In a recent case, City of North Kansas City, Missouri v. K.C. Beaton Holding Company, WD76068 and WD76110 (Mo. Court of Appeals, Western District), the Missouri Court of Appeals denied an effort by North Kansas City to condemn a Burger King located at 1911 Armour Road. The City filed a petition to condemn the property on March 12, 2012 as part of its efforts to redevelop a 57-acre area at the southeast corner of Armour Road and Interstate 29/35.
The city argued that it had the power to condemn the property because it was within the designated redevelopment area. Perry Beaton, the property owner, rejected the City’s offer to purchase the property for $850,000. He stated that he wanted to continue running his business, that his business was in good condition, and that he “simply did not want to go.”
The property owners were represented by Owner’s Counsel Missouri representative Robert Denlow, of Denlow & Henry. Mr. Denlow noted that Burger King creates jobs and pay substantial sales taxes and real estate taxes to the city. He also noted that the City was trying to “forcibly take a successful business site for the eventual purpose of turning it over to a for-profit developer.”
According to news reports, the City admitted that the property was in good condition. Nevertheless, the City attempted to condemn the property, claiming it was a blighted area.
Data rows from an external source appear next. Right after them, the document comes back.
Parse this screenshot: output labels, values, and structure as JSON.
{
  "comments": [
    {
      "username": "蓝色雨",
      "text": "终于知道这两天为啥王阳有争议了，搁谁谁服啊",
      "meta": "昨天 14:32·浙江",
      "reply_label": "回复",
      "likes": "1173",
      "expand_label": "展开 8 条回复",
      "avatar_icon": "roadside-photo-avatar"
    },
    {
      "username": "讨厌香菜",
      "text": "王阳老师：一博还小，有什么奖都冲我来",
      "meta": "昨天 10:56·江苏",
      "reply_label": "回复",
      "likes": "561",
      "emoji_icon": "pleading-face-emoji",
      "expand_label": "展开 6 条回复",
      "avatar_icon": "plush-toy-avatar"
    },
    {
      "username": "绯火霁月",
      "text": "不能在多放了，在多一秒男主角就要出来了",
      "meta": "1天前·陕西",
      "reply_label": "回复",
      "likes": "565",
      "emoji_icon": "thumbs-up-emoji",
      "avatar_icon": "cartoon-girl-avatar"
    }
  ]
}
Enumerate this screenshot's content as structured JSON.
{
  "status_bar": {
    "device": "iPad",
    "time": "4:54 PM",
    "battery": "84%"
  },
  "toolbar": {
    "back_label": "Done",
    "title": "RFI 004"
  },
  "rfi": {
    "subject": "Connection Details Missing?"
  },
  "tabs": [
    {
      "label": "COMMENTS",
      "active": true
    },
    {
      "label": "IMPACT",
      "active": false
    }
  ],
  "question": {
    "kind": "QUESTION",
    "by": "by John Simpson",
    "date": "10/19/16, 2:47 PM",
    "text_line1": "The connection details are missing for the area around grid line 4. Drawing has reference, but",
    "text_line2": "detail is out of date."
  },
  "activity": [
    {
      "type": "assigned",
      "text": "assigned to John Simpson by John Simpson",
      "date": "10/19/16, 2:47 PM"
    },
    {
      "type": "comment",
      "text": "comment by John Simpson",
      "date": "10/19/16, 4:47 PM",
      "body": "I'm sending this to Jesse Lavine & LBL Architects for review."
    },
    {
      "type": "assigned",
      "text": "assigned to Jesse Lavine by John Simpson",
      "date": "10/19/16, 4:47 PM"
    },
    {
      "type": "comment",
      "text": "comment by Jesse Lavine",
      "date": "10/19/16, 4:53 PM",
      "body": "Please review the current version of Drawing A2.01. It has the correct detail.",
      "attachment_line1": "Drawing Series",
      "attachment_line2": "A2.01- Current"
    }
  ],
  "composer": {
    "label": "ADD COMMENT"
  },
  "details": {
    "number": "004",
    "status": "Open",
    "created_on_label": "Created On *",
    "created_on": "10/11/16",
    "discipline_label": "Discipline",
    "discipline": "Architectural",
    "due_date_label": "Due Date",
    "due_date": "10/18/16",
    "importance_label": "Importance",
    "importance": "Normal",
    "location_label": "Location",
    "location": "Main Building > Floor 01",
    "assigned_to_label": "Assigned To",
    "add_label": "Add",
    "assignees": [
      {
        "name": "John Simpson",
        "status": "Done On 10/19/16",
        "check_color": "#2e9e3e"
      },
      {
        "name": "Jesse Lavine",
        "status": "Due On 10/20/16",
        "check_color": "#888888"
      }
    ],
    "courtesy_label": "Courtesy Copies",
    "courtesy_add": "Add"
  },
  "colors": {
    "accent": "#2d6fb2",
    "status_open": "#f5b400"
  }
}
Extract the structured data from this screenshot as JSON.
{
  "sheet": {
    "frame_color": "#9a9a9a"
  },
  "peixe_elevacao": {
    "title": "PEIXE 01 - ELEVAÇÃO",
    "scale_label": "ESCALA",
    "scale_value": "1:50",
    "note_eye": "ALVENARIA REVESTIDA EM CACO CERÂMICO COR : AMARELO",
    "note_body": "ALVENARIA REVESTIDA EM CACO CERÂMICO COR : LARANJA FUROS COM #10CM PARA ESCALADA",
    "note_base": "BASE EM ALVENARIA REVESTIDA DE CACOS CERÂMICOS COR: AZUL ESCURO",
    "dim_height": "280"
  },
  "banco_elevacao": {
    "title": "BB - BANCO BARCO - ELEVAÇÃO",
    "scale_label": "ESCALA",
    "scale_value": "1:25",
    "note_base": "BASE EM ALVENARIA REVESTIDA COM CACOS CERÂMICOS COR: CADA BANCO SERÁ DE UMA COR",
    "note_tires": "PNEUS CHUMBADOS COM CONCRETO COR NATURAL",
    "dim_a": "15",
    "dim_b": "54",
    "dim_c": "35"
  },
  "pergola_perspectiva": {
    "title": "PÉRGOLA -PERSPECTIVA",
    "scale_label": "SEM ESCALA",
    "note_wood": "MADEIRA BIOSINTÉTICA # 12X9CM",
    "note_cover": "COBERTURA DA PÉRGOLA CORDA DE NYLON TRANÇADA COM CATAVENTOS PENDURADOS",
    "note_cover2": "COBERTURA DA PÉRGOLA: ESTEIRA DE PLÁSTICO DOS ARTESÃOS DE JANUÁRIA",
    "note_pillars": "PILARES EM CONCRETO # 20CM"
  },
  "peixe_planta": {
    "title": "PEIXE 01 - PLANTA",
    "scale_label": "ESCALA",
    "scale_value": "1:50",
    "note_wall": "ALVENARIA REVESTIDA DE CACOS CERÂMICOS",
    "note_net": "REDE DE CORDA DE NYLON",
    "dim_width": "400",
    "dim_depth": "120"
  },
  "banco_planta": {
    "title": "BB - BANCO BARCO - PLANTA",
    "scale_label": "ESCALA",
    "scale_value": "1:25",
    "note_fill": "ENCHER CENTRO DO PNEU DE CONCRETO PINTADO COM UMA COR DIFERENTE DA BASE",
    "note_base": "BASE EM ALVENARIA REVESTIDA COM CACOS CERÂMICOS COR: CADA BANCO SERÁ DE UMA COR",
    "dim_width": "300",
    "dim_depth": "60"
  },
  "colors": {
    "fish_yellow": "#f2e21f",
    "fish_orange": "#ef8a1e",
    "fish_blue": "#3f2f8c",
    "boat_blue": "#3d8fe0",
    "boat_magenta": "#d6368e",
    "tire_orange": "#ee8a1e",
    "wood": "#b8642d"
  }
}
The trial court held a hearing, after which the circuit court dismissed the City’s petition to condemn the property on January 23, 2013. The City appealed. Earlier this week a three judge panel unanimously upheld the trial court’s dismissal rejecting the City’s condemnation efforts.
According to PRWEB:
The court focused on whether the City under Statute 88.497 had the right to condemn for the purposes of eliminating blight. Chief Judge James Edward Welsh authored the opinion holding that “[t]he City does not have the authority to condemn the Burger King property under section 88.497 for the purpose of eliminating blight.” (January 14, 2014 Opinion, p. 10).
Welsh wrote: “The circuit court ruled that, although the City complied with the requirements for blighting the property, the City did not have the authority to condemn the Burger King property under section 88.497 for the ‘public purpose’ of eliminating blight.” (Opinion, pg. 6) He continued: “We find nothing within section 88.497 which expressly gives third class cities the power of eminent domain to eliminate blight, nor do we find anything within section 88.497 which necessarily implies that third class cities have such power. A third class city’s general authority to condemn under section 88.497 ‘for any other necessary public purposes’ is not sufficient to condemn for blight without a manifested intent by the legislature stating in express terms or by necessary implication that third class cities have such authority.” (Opinion pg. 9)
This case is significant because challenges to condemnation efforts are rarely successful. In this case the Court properly rejected the City’s effort to take a a successful business, in a thinly veiled effort to sell the land for a private developer. The full opinion can be read here.